ASPS Fights Balance Billing Changes in COVID Legislation
In the weeks before the pandemic, the last congressional committees with jurisdiction over out-of-network (OON) billing passed separate legislative packages to deal with the problem. It appeared these packages would be blended before a May 22 deadline to produce a final bill, and organized medicine worked aggressively to secure more time to negotiate an equitable solution. Every bill produced by the leading committees in Congress projected to drive out-of-network and in-network rates down, handing insurers a windfall in reduced physician payments and saving the government around $20 billion.
Then the public health emergency hit, and its financial damage to health care providers was so severe that most observers believed OON legislation would be addressed only after the effects of a shutdown were known. A crisis that demanded tens of billions of dollars in direct financial support for physicians was not the time, the logic went, to pass legislation that would further reduce their bottom lines. However, reports surfaced as the CARES Act took shape that key committee leaders were pushing to include OON legislation in the stimulus measure (which contained those billions of dollars to help physicians stay afloat while not practicing due to statewide shutdowns).

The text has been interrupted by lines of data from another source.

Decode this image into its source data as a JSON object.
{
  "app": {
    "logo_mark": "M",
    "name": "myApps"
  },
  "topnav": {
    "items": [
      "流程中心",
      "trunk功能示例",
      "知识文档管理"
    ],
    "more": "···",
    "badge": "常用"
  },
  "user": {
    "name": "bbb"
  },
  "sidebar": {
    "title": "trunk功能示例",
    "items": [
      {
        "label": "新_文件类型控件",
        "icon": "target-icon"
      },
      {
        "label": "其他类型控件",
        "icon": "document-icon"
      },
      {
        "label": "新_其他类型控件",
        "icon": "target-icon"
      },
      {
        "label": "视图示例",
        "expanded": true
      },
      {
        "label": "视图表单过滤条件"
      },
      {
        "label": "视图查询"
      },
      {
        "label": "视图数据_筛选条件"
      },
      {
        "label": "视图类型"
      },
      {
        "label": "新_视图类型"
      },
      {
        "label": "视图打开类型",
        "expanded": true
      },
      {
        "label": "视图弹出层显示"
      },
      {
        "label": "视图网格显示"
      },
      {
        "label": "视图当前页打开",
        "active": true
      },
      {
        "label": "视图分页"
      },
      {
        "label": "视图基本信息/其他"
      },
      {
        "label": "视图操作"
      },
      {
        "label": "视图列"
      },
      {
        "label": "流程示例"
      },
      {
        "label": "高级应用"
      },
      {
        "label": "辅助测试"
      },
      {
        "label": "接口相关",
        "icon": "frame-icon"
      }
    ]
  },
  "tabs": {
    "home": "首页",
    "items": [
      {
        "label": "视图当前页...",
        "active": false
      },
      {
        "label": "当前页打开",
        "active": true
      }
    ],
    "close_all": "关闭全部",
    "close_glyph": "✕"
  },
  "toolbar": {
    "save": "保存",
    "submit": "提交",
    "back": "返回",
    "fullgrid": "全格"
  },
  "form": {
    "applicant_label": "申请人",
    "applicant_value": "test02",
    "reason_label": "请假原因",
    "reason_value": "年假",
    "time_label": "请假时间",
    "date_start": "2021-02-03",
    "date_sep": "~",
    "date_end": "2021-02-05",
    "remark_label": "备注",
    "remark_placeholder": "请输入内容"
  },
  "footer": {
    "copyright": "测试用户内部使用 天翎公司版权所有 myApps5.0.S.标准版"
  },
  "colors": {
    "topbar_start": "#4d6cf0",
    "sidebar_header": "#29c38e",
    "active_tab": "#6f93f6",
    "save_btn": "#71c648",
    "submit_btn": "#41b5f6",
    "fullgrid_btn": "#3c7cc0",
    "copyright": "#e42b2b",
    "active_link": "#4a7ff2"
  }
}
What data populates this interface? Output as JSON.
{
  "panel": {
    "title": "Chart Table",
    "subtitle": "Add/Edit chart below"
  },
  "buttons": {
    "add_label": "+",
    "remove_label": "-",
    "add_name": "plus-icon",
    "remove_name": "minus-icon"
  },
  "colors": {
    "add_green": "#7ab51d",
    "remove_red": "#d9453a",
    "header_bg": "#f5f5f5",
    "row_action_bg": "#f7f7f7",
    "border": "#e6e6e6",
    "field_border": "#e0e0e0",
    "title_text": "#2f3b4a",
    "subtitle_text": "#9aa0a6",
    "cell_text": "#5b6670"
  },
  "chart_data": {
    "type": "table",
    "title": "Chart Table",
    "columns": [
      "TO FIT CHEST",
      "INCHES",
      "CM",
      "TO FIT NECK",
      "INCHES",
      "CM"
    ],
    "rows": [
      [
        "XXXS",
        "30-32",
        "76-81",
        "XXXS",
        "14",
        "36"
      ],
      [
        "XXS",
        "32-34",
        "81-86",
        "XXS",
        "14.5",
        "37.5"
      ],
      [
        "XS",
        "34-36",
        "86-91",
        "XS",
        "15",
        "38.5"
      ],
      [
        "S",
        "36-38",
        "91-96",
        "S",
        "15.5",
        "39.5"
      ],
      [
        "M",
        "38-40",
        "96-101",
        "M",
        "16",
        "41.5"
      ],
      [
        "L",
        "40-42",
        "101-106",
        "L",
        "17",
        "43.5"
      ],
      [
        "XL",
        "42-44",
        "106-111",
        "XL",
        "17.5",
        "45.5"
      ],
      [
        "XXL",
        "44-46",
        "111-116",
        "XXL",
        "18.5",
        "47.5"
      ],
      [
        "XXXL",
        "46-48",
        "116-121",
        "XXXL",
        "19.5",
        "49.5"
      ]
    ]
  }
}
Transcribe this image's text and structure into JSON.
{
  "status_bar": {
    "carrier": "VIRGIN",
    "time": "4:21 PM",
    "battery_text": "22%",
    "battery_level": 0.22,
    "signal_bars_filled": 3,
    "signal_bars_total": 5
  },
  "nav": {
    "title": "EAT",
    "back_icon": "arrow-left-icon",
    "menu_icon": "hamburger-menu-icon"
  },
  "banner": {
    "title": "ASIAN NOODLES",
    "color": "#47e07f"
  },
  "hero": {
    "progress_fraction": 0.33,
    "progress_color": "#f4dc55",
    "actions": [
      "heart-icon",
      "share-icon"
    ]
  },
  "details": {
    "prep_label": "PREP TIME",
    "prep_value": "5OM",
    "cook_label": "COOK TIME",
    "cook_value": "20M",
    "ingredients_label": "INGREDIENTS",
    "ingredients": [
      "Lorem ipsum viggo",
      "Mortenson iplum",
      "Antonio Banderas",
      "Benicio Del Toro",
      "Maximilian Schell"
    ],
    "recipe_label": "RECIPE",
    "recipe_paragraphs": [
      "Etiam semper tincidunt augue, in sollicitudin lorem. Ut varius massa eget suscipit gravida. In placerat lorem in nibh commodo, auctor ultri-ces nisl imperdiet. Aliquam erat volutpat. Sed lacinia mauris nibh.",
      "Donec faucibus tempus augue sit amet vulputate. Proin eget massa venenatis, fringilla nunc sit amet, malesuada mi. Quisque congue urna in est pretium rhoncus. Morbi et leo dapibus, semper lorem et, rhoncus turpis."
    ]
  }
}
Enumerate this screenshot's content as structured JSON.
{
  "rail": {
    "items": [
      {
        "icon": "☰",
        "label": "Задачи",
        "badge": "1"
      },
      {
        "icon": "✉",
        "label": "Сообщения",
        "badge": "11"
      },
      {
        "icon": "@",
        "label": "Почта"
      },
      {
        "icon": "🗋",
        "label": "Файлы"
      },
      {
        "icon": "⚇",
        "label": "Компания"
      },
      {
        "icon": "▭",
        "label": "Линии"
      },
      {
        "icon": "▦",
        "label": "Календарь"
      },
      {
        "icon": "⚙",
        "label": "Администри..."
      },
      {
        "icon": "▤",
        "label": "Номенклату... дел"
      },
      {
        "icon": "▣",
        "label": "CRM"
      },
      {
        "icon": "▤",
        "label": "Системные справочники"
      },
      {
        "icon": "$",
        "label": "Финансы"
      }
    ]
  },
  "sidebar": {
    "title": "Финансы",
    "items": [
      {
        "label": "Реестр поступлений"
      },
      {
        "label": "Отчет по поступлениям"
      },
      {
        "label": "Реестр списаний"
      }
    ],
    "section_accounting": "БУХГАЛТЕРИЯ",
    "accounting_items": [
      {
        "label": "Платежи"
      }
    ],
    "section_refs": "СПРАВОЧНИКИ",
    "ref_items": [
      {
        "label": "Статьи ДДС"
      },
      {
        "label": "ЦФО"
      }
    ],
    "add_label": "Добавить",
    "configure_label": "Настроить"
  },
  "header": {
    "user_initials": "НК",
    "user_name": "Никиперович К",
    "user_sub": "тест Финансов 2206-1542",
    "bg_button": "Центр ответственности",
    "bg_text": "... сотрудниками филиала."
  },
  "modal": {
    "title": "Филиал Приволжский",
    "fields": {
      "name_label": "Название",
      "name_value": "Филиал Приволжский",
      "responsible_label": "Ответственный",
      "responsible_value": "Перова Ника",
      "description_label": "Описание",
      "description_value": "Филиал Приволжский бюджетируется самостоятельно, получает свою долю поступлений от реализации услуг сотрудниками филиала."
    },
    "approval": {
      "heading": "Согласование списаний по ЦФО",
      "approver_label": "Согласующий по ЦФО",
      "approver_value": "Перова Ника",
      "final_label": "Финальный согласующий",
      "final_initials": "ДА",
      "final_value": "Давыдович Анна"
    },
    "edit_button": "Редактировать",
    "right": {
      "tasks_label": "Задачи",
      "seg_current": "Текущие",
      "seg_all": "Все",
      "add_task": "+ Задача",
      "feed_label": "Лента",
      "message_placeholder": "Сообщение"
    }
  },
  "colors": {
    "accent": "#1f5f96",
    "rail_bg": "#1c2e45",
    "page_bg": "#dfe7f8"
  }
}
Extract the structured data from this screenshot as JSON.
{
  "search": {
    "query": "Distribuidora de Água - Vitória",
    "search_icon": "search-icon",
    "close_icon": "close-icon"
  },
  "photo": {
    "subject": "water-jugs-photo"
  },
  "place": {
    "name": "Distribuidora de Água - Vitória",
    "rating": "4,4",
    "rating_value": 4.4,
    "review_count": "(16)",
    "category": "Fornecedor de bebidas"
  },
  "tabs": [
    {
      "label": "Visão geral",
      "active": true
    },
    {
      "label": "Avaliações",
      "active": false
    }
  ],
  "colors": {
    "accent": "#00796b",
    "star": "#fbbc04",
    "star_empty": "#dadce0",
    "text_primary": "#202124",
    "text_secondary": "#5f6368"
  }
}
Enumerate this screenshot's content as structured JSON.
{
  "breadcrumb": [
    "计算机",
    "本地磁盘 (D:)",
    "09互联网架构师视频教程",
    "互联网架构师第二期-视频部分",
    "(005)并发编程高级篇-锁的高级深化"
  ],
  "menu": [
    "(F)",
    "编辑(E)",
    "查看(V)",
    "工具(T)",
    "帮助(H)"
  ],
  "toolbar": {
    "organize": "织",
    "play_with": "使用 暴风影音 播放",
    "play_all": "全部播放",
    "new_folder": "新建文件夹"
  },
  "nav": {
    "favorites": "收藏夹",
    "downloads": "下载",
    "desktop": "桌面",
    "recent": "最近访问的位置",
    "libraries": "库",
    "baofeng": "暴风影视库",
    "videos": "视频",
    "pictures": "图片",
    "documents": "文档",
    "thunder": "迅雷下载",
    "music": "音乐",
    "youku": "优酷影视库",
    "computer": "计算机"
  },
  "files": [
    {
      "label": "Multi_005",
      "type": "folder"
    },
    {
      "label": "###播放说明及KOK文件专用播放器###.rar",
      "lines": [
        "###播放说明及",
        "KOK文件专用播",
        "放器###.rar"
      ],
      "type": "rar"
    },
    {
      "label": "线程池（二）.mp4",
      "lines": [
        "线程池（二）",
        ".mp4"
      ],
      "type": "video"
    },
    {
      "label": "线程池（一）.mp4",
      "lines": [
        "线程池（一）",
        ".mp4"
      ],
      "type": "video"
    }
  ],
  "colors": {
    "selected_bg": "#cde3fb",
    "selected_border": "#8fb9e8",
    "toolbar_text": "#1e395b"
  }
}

This trend has continued throughout the pandemic. Rep. Greg Walden (R-OR-02) and Sen. Lamar Alexander (R-TN), both retiring members of Congress and central players in the OON debate, continue to publicly endorse including harmful balance billing policy in COVID-19 response measures. Additionally, the White House has tried to wrap a surprise billing solution into pandemic response, floating the concept of a blanket ban on balance billing and no formal out-of-network payment resolution system.
Throughout these misguided efforts, ASPS has used a variety of means to push back. Staff-level meetings with the congressional committees that developed the CARES Act included pointed talk about the damage an imbalanced OON solution would have on the post-pandemic practice environment. These face-to-face Zoom conversations continue, and both ASPS and PlastyPAC have made keeping non-COVID balance billing out of COVID legislation a priority in nearly two-dozen meetings with members of Congress or their staff.
As Congress heads toward its August recess and the campaign trail, work toward another, likely final emergency response package has gained steam in the last six weeks. With that momentum, the potential inclusion of OON policy in a response package persists. ASPS has, in that time, contacted congressional leadership and the White House to push back. This work will continue until OON billing is again considered through the regular legislative process, but you should be prepared to mobilize in the short-term if balance billing provisions are included in a COVID-related package. There is a good chance that such a provision would be among the most impactful parts of such a bill for plastic surgeons, and that will warrant a proportional outcry against it.